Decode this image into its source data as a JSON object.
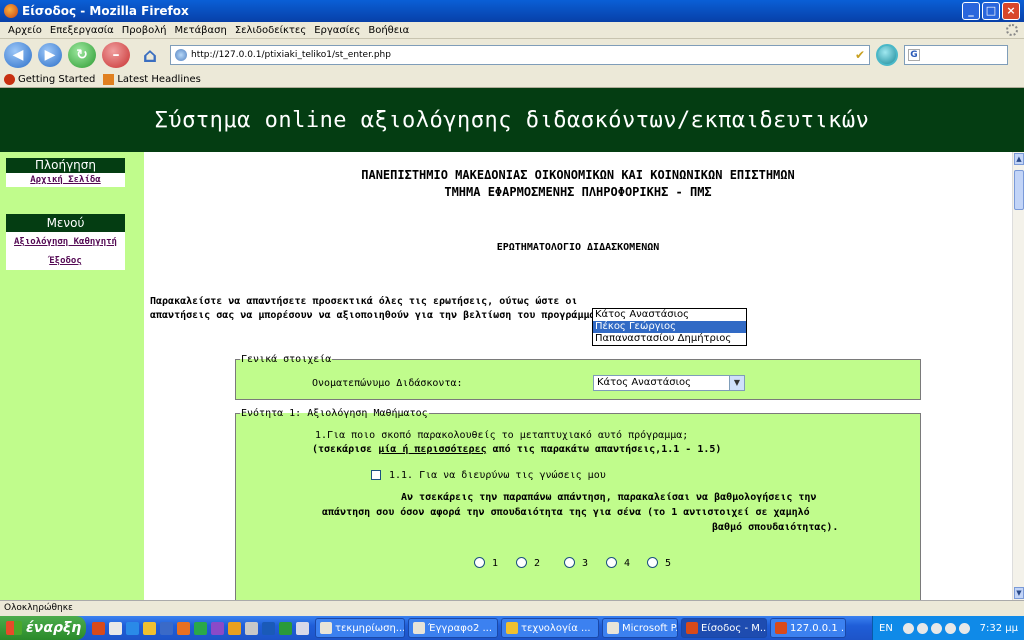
{
  "window": {
    "title": "Είσοδος - Mozilla Firefox"
  },
  "menu": [
    "Αρχείο",
    "Επεξεργασία",
    "Προβολή",
    "Μετάβαση",
    "Σελιδοδείκτες",
    "Εργασίες",
    "Βοήθεια"
  ],
  "address": {
    "url": "http://127.0.0.1/ptixiaki_teliko1/st_enter.php"
  },
  "bookmarks": [
    "Getting Started",
    "Latest Headlines"
  ],
  "banner": {
    "title": "Σύστημα online αξιολόγησης διδασκόντων/εκπαιδευτικών"
  },
  "sidebar": {
    "nav_heading": "Πλοήγηση",
    "nav_items": [
      "Αρχική Σελίδα"
    ],
    "menu_heading": "Μενού",
    "menu_items": [
      "Αξιολόγηση Καθηγητή",
      "Έξοδος"
    ]
  },
  "main": {
    "university": "ΠΑΝΕΠΙΣΤΗΜΙΟ ΜΑΚΕΔΟΝΙΑΣ ΟΙΚΟΝΟΜΙΚΩΝ ΚΑΙ ΚΟΙΝΩΝΙΚΩΝ ΕΠΙΣΤΗΜΩΝ",
    "department": "ΤΜΗΜΑ ΕΦΑΡΜΟΣΜΕΝΗΣ ΠΛΗΡΟΦΟΡΙΚΗΣ - ΠΜΣ",
    "form_title": "ΕΡΩΤΗΜΑΤΟΛΟΓΙΟ ΔΙΔΑΣΚΟΜΕΝΩΝ",
    "instructions_line1": "Παρακαλείστε να απαντήσετε προσεκτικά όλες τις ερωτήσεις, ούτως ώστε οι",
    "instructions_line2": "απαντήσεις σας να μπορέσουν να αξιοποιηθούν για την βελτίωση του προγράμματος.",
    "general": {
      "legend": "Γενικά στοιχεία",
      "teacher_label": "Ονοματεπώνυμο Διδάσκοντα:",
      "teacher_selected": "Κάτος Αναστάσιος",
      "teacher_options": [
        "Κάτος Αναστάσιος",
        "Πέκος Γεώργιος",
        "Παπαναστασίου Δημήτριος"
      ]
    },
    "unit1": {
      "legend": "Ενότητα 1: Αξιολόγηση Μαθήματος",
      "question": "1.Για ποιο σκοπό παρακολουθείς το μεταπτυχιακό αυτό πρόγραμμα;",
      "hint_pre": "(τσεκάρισε ",
      "hint_link": "μία ή περισσότερες",
      "hint_post": " από τις παρακάτω απαντήσεις,1.1 - 1.5)",
      "option1": "1.1. Για να διευρύνω τις γνώσεις μου",
      "rate_line1": "Αν τσεκάρεις την παραπάνω απάντηση, παρακαλείσαι να βαθμολογήσεις την",
      "rate_line2": "απάντηση σου όσον αφορά την σπουδαιότητα της για σένα (το 1 αντιστοιχεί σε χαμηλό",
      "rate_line3": "βαθμό σπουδαιότητας).",
      "scale": [
        "1",
        "2",
        "3",
        "4",
        "5"
      ]
    }
  },
  "status": {
    "text": "Ολοκληρώθηκε"
  },
  "taskbar": {
    "start": "έναρξη",
    "tasks": [
      "τεκμηρίωση...",
      "Έγγραφο2 ...",
      "τεχνολογία ...",
      "Microsoft P...",
      "Είσοδος - M...",
      "127.0.0.1 ..."
    ],
    "lang": "EN",
    "clock": "7:32 μμ"
  }
}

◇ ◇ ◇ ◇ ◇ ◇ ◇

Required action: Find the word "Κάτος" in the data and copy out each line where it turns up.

Task response:
      "teacher_selected": "Κάτος Αναστάσιος",
        "Κάτος Αναστάσιος",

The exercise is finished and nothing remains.